Mexico City. May 23, 1835. p., 9 1/4 x 8 inches, on a folded folio sheet, with integral blank. Old horixontal fold, mild edge wear. Near fine. Item #WRCAM55814

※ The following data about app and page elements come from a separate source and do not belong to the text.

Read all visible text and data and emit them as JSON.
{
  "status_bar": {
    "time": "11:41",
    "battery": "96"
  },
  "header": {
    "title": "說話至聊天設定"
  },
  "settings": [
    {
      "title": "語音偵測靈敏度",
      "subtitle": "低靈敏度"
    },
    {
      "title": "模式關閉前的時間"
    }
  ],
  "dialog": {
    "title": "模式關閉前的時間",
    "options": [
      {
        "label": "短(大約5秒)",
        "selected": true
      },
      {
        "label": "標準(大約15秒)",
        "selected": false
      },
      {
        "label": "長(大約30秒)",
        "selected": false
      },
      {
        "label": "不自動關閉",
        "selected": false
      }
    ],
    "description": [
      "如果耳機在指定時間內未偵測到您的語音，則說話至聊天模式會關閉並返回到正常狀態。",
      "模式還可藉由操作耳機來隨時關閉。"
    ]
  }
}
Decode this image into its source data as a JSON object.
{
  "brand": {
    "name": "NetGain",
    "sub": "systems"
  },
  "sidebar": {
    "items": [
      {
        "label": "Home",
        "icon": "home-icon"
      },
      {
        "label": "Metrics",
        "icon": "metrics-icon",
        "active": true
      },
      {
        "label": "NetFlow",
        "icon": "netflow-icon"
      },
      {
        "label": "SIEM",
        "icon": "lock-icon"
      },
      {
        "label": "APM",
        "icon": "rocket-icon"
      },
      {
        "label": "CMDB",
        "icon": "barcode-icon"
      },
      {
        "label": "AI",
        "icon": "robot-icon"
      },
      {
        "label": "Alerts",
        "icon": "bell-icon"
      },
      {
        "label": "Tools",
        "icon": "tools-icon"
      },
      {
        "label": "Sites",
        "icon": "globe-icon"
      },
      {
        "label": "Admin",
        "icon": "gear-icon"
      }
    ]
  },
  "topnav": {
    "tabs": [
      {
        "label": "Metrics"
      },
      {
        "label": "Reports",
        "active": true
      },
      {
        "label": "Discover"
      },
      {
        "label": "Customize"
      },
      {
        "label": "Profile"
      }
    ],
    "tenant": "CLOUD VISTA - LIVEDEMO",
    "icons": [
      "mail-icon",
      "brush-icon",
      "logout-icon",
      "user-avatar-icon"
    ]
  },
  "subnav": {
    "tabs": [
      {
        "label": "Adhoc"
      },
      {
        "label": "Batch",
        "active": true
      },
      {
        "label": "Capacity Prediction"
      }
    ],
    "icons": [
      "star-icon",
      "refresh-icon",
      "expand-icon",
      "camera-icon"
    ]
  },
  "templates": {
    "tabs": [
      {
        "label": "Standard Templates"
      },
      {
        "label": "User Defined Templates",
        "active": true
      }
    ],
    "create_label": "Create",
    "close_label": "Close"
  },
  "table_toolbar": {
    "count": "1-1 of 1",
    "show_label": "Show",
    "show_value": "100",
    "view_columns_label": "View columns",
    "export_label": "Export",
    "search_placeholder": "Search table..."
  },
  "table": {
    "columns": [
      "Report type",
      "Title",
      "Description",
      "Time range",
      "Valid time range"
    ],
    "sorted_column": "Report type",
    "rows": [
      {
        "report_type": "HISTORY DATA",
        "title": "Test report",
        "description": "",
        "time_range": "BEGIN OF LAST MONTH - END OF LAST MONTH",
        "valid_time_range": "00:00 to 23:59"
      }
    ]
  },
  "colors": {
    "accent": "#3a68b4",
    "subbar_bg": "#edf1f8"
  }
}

A rare decree from a tumultuous time in the history of Mexican Texas, issued during the period when Santa Anna resigned his presidency to fight rebels and consolidate his power in northern Mexico and Texas. It is a document that encapsulates the struggle between the centralist and federalist forces at work in Mexico during this time. Here, the interim president of Mexico, Miguel Barragán reinforces Santa Anna's call for a restoration of order in the state of Coahuila and Texas. This decree was promulgated by the Secretary of the Interior, José María Gutiérrez de Estrada. While the language in the first section of this edict might sound like it refers to the growing unrest of the rebels in modern-day Texas, the "restoration of public order" at hand here pertains to the continuing tensions between political adversaries in Coahuila, particularly in Monclova and Leona Victoria (Saltillo). Political actors in each city had previously fought over the dictatorial machinations of Santa Anna, the location of the capital of Coahuila, and the candidacies for upcoming federal and state congressional elections, which would have certainly also affected potential political candidates in Texas. Certain dissidents, such as former Coahuila and Texas governor Francisco Vidaurri y Villaseñor, who had openly rebelled against Santa Anna's dissolution of Congress and consolidation of dictatorial power, were barred as candidates to the coming elections. This decree was issued by Miguel Barragán, who was serving as interim president of Mexico after Santa Anna resigned, albeit temporarily, and declared himself "General Presidente." Santa Anna then raised an army and headed north to quell rebels in Zacatecas, where he ransacked the city and plundered the local silver mine, which occurred just a couple of weeks before this decree was issued. Later, fearing that Santa Anna would then turn his attentions to Coahuila, the governor of Coahuila, Agustín Viesca dissolved the legislature and actually attempted to move the capital to San Antonio. In this act, he was unsuccessful. "The strife between Monclova and Leona Vicario still smoldered, and this evidently was Santa Anna's way of telling them he had quelled it, and that was that" - Eberstadt (who sold the last retail copy on record for $175 in 1963). Streeter notes three copies of this decree: his own (which sold at the sale of his collection in 1966 for $25 to Ken Nebenzahl), one at Yale, and one at the Archivo General del Estado in San Luis Potosí. Two physical copies are reported in OCLC, at the University of Southern California and the University of Texas at Arlington. We can find no other physical copies in institutions, though some may be accounted for in a microfilm record in OCLC (21580553). A rare Streeter Texas item illustrating the political chaos in Mexico during Santa Anna's consolidation of power just before he would lose Texas to the revolutionaries. STREETER TEXAS 834. STREETER SALE 338. EBERSTADT 162:369. OCLC 51962974.